On June 22, The Center for Medicare and Medicaid Services (CMS) renewed its call for a shift in the way healthcare providers and hospitals are reimbursed for healthcare. Traditionally, Medicare has operated on a fee-for-service model. But over the past decade, efforts have been made to move towards models which reward providers for the value of the care they provide instead of merely the quantity of care they provide. The federal agency, which has an annual budget of approximately $1 trillion, also released data that show the effects of the covid-19 pandemic on Medicare beneficiaries.
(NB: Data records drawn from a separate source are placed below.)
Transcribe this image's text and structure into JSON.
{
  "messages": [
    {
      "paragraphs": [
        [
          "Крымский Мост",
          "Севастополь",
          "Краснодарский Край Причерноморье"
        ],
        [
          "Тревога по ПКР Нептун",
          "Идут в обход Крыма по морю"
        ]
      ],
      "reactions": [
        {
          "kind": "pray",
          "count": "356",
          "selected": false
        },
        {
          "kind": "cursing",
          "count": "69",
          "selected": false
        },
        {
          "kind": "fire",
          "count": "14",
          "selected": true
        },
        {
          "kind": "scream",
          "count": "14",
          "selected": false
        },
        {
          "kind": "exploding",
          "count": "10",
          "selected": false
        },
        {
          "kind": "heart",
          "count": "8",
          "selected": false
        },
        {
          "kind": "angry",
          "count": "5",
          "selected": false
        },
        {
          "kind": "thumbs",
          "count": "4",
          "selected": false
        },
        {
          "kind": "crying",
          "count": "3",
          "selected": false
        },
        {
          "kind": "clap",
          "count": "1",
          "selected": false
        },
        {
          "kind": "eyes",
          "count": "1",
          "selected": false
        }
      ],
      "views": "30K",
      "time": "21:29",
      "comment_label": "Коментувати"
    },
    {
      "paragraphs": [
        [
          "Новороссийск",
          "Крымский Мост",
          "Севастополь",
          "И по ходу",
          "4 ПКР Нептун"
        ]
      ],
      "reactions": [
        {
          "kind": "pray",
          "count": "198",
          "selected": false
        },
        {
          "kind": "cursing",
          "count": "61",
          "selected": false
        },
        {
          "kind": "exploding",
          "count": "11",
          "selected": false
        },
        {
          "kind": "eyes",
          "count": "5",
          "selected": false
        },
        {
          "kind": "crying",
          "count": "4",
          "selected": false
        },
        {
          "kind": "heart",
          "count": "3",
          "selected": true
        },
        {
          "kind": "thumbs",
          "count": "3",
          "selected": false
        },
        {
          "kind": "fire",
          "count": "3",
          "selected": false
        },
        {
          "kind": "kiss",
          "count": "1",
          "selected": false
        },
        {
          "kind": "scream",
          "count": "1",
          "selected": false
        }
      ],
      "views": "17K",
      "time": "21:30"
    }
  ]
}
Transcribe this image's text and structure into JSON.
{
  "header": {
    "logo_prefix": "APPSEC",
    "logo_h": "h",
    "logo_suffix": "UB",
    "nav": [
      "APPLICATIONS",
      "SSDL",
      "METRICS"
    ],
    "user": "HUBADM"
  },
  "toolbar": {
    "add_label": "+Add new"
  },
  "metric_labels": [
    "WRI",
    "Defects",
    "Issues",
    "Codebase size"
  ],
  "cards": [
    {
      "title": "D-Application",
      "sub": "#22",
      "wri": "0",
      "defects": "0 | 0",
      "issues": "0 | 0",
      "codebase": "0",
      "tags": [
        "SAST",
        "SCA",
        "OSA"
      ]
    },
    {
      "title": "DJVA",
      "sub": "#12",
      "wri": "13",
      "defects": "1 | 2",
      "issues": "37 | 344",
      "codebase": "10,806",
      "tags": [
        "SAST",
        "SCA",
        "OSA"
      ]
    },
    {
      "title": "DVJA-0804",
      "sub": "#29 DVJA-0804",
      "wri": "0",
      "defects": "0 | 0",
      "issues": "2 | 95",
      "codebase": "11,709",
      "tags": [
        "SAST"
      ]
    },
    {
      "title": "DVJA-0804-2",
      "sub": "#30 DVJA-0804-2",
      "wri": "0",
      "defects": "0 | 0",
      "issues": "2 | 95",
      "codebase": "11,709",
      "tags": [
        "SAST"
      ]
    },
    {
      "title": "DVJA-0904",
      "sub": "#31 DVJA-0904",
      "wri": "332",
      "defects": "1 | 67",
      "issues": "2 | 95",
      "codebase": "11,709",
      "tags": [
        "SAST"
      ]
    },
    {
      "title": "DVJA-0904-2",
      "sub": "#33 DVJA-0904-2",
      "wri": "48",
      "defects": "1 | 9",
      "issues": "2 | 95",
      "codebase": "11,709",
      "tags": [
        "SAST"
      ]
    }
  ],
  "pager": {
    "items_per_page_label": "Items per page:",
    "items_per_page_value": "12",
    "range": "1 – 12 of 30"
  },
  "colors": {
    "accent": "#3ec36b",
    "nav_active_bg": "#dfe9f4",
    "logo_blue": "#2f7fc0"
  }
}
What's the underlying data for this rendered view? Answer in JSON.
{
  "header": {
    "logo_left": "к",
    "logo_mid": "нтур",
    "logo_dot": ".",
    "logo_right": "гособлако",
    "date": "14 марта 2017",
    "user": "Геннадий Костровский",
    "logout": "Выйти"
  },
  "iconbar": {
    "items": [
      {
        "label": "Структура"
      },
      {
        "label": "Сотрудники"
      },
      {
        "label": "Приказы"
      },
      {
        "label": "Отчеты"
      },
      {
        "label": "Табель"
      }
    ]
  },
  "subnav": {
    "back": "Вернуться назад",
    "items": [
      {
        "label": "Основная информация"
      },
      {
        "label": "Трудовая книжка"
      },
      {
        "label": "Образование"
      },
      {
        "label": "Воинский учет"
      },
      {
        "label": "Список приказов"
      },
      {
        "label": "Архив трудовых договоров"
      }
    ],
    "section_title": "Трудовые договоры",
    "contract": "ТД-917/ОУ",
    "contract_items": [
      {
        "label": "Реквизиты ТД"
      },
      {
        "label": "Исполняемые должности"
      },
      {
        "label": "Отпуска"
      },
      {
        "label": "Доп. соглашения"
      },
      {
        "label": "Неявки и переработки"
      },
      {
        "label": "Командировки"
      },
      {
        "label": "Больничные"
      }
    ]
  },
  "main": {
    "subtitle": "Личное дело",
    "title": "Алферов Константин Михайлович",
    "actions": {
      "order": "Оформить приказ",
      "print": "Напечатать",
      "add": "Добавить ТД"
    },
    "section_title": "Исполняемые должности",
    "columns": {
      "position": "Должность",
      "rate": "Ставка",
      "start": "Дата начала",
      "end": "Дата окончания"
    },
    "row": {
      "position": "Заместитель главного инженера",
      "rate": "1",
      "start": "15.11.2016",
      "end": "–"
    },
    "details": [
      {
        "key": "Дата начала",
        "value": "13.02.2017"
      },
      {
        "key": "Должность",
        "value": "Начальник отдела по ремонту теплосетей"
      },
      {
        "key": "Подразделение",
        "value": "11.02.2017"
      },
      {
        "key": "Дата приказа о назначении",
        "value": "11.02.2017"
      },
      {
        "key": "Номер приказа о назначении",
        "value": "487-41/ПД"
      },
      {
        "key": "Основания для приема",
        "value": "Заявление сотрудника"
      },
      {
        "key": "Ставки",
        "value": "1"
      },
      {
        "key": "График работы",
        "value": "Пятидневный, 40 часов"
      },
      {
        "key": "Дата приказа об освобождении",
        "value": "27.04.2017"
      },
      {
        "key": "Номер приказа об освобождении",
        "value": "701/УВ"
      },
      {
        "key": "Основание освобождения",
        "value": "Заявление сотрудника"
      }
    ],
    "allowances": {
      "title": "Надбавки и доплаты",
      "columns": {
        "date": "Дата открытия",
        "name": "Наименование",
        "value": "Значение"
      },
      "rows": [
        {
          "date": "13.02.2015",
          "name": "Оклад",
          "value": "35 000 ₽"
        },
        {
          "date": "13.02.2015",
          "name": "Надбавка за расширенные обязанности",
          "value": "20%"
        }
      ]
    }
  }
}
Medicare is the national insurance program which covers persons over age 65 or those who are disabled or have end stage kidney disease or amyotrophic lateral sclerosis (ALS, commonly known as Lou Gehrig's disease). The announcement affirmed the Trump administration's previously stated commitments to providing value-based care to Medicare enrollees. Specifically the new data encompasses all coronavirus diagnoses and hospitalizations among Medicare beneficiaries between January 1 and May 16, 2020, and includes demographic data broken down by state, race and ethnicity, age, gender, urban and rural locations, as well as among individuals with dual eligibility for both Medicare and Medicaid, the US federal and state program that covers some individuals including some who are unable to afford health insurance and those with certain disabilities. The newly published data confirm what has been previously widely reported in the media and here in Brief19: that elderly and those with chronic health conditions are far more likely to suffer serious consequences from SARS-CoV-2 infection and resultant covid-19 disease. These data also further expose glaring health outcome disparities that disproportionately affect racial and ethnic minorities and low-income populations. According to the published figures, nearly 175 Medicare beneficiaries per 100,000 were hospitalized due to covid-19 and an additional 343 beneficiaries per 100,000 were diagnosed with infections but did not require hospitalization. Individuals dually enrolled in Medicare and Medicaid, were also disproportionately likely to be infected with the coronavirus. In fact, among dually covered patients on dialysis in the US, nearly 4 percent have been diagnosed with coronavirus already. Additionally, Black patients were found to have the highest rate of covid-19 infection at 1,107 cases per 100,000 people, followed by Hispanic and Asian people (692 and 455 per 100,000 respectively). White enrollees had the lowest rates, at 417 per 100,000 people. Females were also somewhat more likely to have been infected, though in many other studies, males have been over-represented among the more serious cases. Centers for Medicare and Medicaid Services.